About this task
Apart from the pictures, please restate every entry below exactly.

[Records contained in a dataset]

----

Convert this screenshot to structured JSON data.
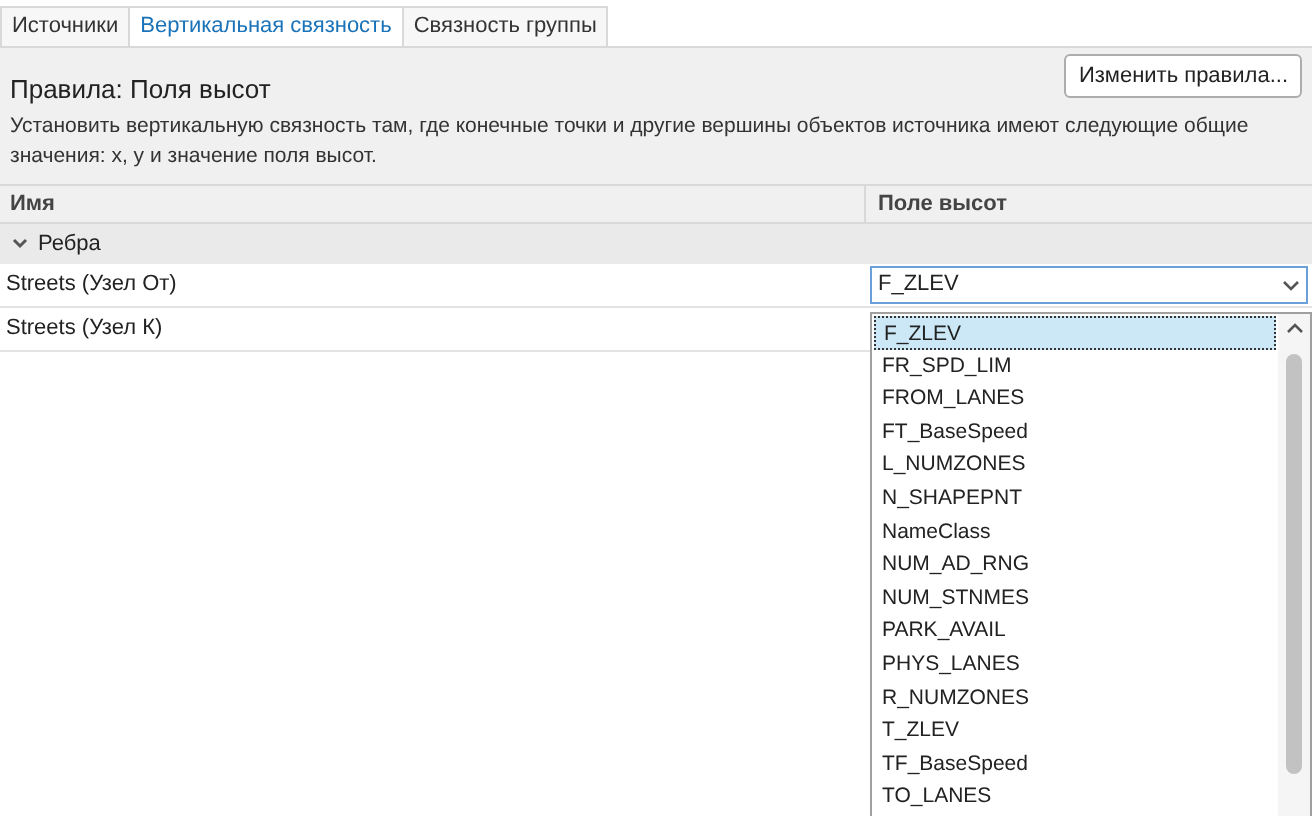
{
  "tabs": [
    {
      "label": "Источники",
      "selected": false
    },
    {
      "label": "Вертикальная связность",
      "selected": true
    },
    {
      "label": "Связность группы",
      "selected": false
    }
  ],
  "rules_title": "Правила: Поля высот",
  "edit_button": "Изменить правила...",
  "description": "Установить вертикальную связность там, где конечные точки и другие вершины объектов источника имеют следующие общие значения: x, y и значение поля высот.",
  "table": {
    "columns": [
      "Имя",
      "Поле высот"
    ],
    "group": {
      "label": "Ребра",
      "expanded": true
    },
    "rows": [
      {
        "name": "Streets (Узел От)",
        "value": "F_ZLEV"
      },
      {
        "name": "Streets (Узел К)"
      }
    ]
  },
  "dropdown": {
    "items": [
      {
        "label": "F_ZLEV",
        "selected": true
      },
      {
        "label": "FR_SPD_LIM",
        "selected": false
      },
      {
        "label": "FROM_LANES",
        "selected": false
      },
      {
        "label": "FT_BaseSpeed",
        "selected": false
      },
      {
        "label": "L_NUMZONES",
        "selected": false
      },
      {
        "label": "N_SHAPEPNT",
        "selected": false
      },
      {
        "label": "NameClass",
        "selected": false
      },
      {
        "label": "NUM_AD_RNG",
        "selected": false
      },
      {
        "label": "NUM_STNMES",
        "selected": false
      },
      {
        "label": "PARK_AVAIL",
        "selected": false
      },
      {
        "label": "PHYS_LANES",
        "selected": false
      },
      {
        "label": "R_NUMZONES",
        "selected": false
      },
      {
        "label": "T_ZLEV",
        "selected": false
      },
      {
        "label": "TF_BaseSpeed",
        "selected": false
      },
      {
        "label": "TO_LANES",
        "selected": false
      }
    ]
  }
}
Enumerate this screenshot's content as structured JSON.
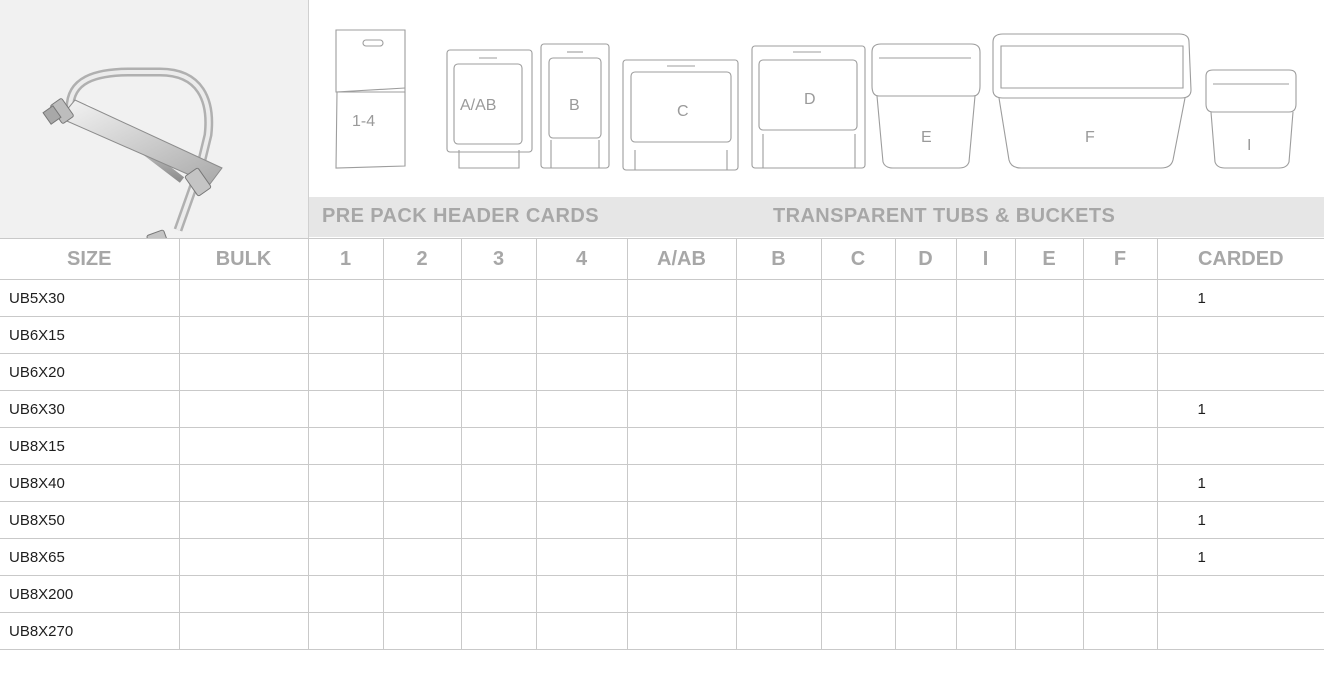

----

Solution for this task
Convert this screenshot to structured JSON data.
{
  "tabs": [
    {
      "label": "Источники",
      "selected": false
    },
    {
      "label": "Вертикальная связность",
      "selected": true
    },
    {
      "label": "Связность группы",
      "selected": false
    }
  ],
  "rules_title": "Правила: Поля высот",
  "edit_button": "Изменить правила...",
  "description": "Установить вертикальную связность там, где конечные точки и другие вершины объектов источника имеют следующие общие значения: x, y и значение поля высот.",
  "table": {
    "columns": [
      "Имя",
      "Поле высот"
    ],
    "group": {
      "label": "Ребра",
      "expanded": true
    },
    "rows": [
      {
        "name": "Streets (Узел От)",
        "value": "F_ZLEV"
      },
      {
        "name": "Streets (Узел К)"
      }
    ]
  },
  "dropdown": {
    "items": [
      {
        "label": "F_ZLEV",
        "selected": true
      },
      {
        "label": "FR_SPD_LIM",
        "selected": false
      },
      {
        "label": "FROM_LANES",
        "selected": false
      },
      {
        "label": "FT_BaseSpeed",
        "selected": false
      },
      {
        "label": "L_NUMZONES",
        "selected": false
      },
      {
        "label": "N_SHAPEPNT",
        "selected": false
      },
      {
        "label": "NameClass",
        "selected": false
      },
      {
        "label": "NUM_AD_RNG",
        "selected": false
      },
      {
        "label": "NUM_STNMES",
        "selected": false
      },
      {
        "label": "PARK_AVAIL",
        "selected": false
      },
      {
        "label": "PHYS_LANES",
        "selected": false
      },
      {
        "label": "R_NUMZONES",
        "selected": false
      },
      {
        "label": "T_ZLEV",
        "selected": false
      },
      {
        "label": "TF_BaseSpeed",
        "selected": false
      },
      {
        "label": "TO_LANES",
        "selected": false
      }
    ]
  }
}
Enumerate this screenshot's content as structured JSON.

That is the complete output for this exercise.